What hasn’t worked well is the move from serving our community to incorporating our community into the life of the church. We thought it was because our neighbors we met at the Clothes Closet or VBS just needed a ride to our worship gathering. What we’ve seen so far is a lot of interest that have translated to only a few visits.
I think Verlon Fosner of the Dinner Church movement is right when he says that our churches have a sociological problem. Are our worship gatherings hospitable to all people and not just young, white, middle class Christians? Is our church building hospitable to seekers? Are our worship gatherings really the best “front door” to our church?
In an effort to re-imagine the expectation that “they” should take a step toward “us” — we’re trying to take a step toward our neighbors by creating space for relationships to grow in our shared space within the neighborhood. This Fall we plan to launch our own expression of a Dinner Church we’re calling The Neighborhood Table. We started with the relationships we’ve already formed through the Clothes Closet and we’re excited to break bread together and see where God takes us.
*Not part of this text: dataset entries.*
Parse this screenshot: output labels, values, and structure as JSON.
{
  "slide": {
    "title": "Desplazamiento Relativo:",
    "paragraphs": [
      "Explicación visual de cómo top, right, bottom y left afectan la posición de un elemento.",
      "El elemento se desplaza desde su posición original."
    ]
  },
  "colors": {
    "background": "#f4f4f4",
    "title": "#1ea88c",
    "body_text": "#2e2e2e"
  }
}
What is one failure you experienced and what did you learn from it?
When I became the primary preacher in what would become The Neighborhood Church, I doubled the amount of sermons I had ever preached in only four months’ time. We were in a season of transition and I had placed some unrealistic expectations on myself. I thought I had to preach my way into becoming a vibrant church and pastor. I soon found that I couldn’t sustain my unhealthy rhythm of work and rest, nor could I live up to the emotional, spiritual, and functional qualities I had judged myself on.
All of this led to a panic attack moments before I was going to preach one day. So there I stood on stage in a very awkward and pregnant silence, unable to speak with all the anxieties still swirling in my head. Eventually, I said I’d pray and that we would just sing again. (Of course, that’s the service we had a guest worship leader!) That’s when someone said, “No, we’re going to pray for you.” Our community surrounded me and as they laid hands on me, the idol of self-reliance began to crumble.
I’m still learning to create space for healthy disengagement. I’m still learning to follow Jesus’ rhythm of work and rest. I’m still learning to let go of the unrealistic expectations I put on myself and others.
What is something you’ve been hearing from or learning from God in this last season of leading?
The phrase “Give me an undivided heart to revere your name” from Psalm 86.11 has been echoing in the back of my head for the better part of a year. God is continually inviting me to stillness, rest, and contemplation to allow him to put the disparate pieces of my life into something that is both holistic and wholly his.
What do you dream/hope/pray the Neighborhood Church looks like in five years?
My hope is that we would become a life-giving church in the neighborhood that would one day reflect the neighborhood in all its diversity as we follow Jesus together. Basically, we want to live up to our name as we invite all people into life with Jesus in the kingdom of God.